UC San Diego hosts ‘Black Graduation,’ ‘Xicanx/Latinx Graduation'

Students can participate in a 'Black Graduation' with the Black Resource Center or the Raza Resource Centro’s 'Xicanx/Latinx Graduation' before UCSD’s 'All Campus Commencement.'

Raza Resource Centro says that its event 'is separate and indepedent [sic] from MEChA's Raza Grad,' or UCSD’s chapter of a group that translates to the 'Chicano Student Movement of Aztlan.'

The University of California San Diego (UCSD) will host identity-specific graduation ceremonies in June 2023. 

Students can participate in a “Black Graduation” with the Black Resource Center (BRC) or the Raza Resource Centro’s (RRC) “Xicanx/Latinx Graduation” before UCSD’s “All Campus Commencement.”

[RELATED: These universities are hosting Lavender Graduations this spring]

BRC describes its ceremony as “a pre-commencement celebration to honor Black students who have successfully completed an undergraduate or graduate/professional degree.” 

“The ceremony reinforces the bonds of scholarship and extends the sense of community and belonging,” the description continues. “The intimate ceremony is representative of African and African-American culture and culminates with a Kente Stole presentation.”

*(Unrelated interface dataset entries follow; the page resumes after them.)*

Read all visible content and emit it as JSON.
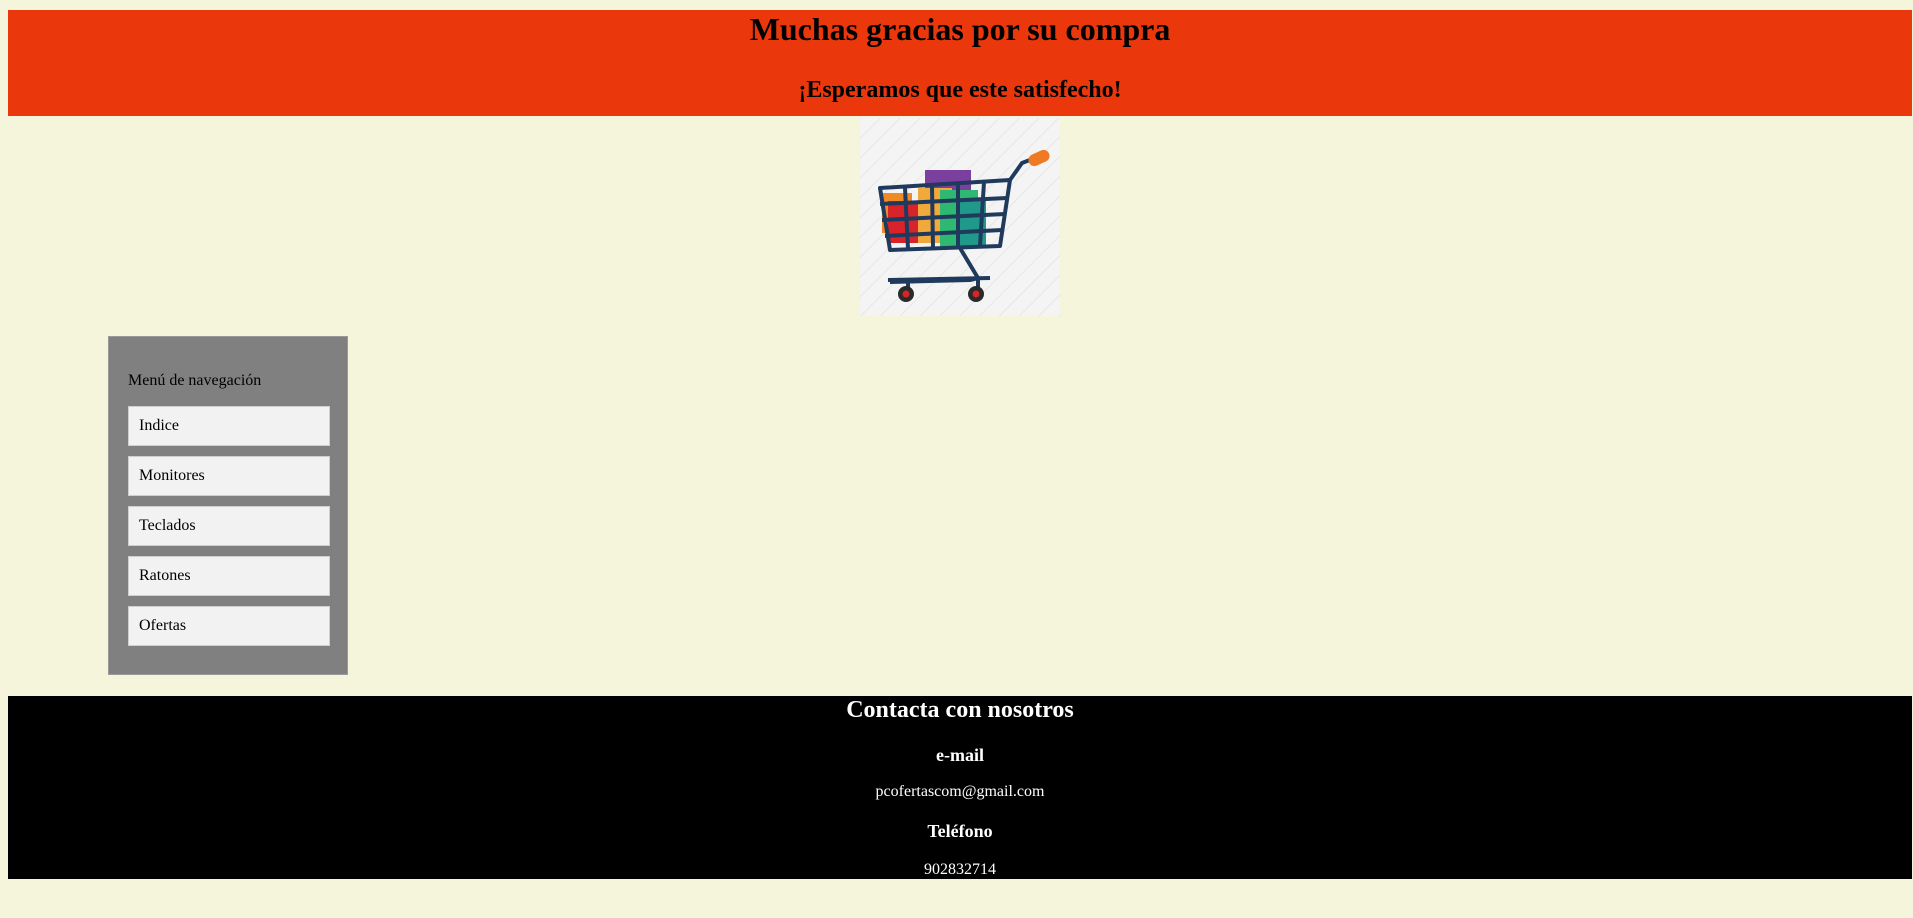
{
  "header": {
    "title": "Muchas gracias por su compra",
    "subtitle": "¡Esperamos que este satisfecho!"
  },
  "image": {
    "icon": "shopping-cart-icon"
  },
  "nav": {
    "title": "Menú de navegación",
    "items": [
      {
        "label": "Indice"
      },
      {
        "label": "Monitores"
      },
      {
        "label": "Teclados"
      },
      {
        "label": "Ratones"
      },
      {
        "label": "Ofertas"
      }
    ]
  },
  "footer": {
    "title": "Contacta con nosotros",
    "email_heading": "e-mail",
    "email": "pcofertascom@gmail.com",
    "phone_heading": "Teléfono",
    "phone": "902832714"
  },
  "colors": {
    "page_background": "#f5f5dc",
    "header_background": "#ea380c",
    "nav_background": "#808080",
    "nav_item_background": "#f2f2f2",
    "footer_background": "#000000"
  }
}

The Xicanx/Latinx Graduation similarly “highlight[s] the achievement of higher education completion in all degree fields for the Latinx student community,” according to RRC’s website

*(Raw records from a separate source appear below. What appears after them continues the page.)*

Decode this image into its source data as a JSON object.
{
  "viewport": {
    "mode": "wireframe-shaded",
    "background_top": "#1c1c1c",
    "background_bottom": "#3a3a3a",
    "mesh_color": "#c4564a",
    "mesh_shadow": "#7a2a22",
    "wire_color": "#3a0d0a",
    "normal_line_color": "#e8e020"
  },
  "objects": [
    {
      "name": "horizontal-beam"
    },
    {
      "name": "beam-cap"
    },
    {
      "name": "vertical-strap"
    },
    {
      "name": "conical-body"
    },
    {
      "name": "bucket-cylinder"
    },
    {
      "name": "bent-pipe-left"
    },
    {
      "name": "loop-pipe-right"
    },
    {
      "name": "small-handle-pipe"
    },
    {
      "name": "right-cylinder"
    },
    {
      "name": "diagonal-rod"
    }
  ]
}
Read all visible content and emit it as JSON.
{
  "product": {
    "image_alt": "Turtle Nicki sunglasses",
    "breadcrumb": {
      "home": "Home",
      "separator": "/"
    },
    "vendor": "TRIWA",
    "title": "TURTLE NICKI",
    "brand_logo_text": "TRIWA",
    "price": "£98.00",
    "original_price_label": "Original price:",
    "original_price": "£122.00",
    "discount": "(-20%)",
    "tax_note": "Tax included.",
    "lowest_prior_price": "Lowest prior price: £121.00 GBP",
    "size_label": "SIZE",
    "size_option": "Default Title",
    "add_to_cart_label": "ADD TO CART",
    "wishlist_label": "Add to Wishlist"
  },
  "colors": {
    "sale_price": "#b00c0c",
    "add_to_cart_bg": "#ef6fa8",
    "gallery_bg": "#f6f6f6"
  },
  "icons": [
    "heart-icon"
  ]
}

RRC “note[s] that this event is separate and indepedent [sic] from MEChA’s Raza Grad,” a reference to UCSD’s chapter of a group that translates to the “Chicano Student Movement of Aztlan.”

[RELATED: Dozens of universities host segregated graduation ceremonies based on ‘identities’]

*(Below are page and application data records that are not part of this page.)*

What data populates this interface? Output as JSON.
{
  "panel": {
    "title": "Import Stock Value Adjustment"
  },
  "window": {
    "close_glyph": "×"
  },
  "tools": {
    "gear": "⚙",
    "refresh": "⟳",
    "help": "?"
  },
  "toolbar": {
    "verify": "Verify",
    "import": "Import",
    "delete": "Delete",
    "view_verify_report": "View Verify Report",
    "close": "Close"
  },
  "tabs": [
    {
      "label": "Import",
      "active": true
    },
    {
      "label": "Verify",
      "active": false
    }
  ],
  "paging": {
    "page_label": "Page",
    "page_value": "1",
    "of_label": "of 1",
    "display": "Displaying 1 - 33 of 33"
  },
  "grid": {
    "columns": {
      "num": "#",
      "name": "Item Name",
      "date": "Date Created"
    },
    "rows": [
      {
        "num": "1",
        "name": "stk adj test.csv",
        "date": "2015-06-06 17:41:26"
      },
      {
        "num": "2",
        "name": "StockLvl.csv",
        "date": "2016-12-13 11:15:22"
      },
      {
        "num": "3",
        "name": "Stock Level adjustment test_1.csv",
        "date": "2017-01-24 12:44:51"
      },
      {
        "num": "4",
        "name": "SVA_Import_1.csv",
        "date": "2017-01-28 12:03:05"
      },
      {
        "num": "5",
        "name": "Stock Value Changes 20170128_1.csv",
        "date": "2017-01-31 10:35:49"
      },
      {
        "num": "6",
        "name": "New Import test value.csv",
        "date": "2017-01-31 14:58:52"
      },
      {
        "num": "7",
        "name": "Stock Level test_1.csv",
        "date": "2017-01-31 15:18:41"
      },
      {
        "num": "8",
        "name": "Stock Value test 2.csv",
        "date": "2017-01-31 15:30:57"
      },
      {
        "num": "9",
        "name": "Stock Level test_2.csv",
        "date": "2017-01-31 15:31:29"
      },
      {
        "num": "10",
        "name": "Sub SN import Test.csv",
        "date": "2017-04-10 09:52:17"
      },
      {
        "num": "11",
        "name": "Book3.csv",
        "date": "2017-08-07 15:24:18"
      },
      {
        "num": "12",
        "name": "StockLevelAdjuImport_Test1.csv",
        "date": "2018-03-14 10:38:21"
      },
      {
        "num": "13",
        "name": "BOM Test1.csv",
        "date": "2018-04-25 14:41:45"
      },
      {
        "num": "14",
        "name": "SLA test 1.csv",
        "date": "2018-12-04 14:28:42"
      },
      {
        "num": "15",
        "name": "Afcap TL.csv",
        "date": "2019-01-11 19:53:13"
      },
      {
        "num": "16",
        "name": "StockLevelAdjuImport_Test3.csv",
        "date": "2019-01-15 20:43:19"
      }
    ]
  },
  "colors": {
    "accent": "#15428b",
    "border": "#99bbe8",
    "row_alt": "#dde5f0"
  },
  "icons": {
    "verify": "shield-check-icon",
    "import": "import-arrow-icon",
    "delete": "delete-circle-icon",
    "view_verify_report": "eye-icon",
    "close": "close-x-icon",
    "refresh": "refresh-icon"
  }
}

In Sept. 2022, UCSD planned identity-specific activities for its freshman orientation. These activities included “Black, Latinx, and Native American Family Orientation” and a “Black Surf Week,” which barred white students and their families, according to Campus Reform

When Manhattan Institute fellow Christopher Rufo revealed UCSD’s activities, he called them “violation[s] of the Civil Rights Act.” 

A follow-up report describes UCSD reversing its decision after receiving a legal demand letter from the Foundation for Individual Rights and Expression (FIRE). 

Though UCSD updated its website to advertise the activities to all students, Campus Reform obtained exclusive recordings showing that a UCSD staff member only sent registration forms for the “Latinx” event “to students who ‘self-identify’ as Latinx.”

Campus Reform contacted all relevant parties listed for comment and will update this article accordingly.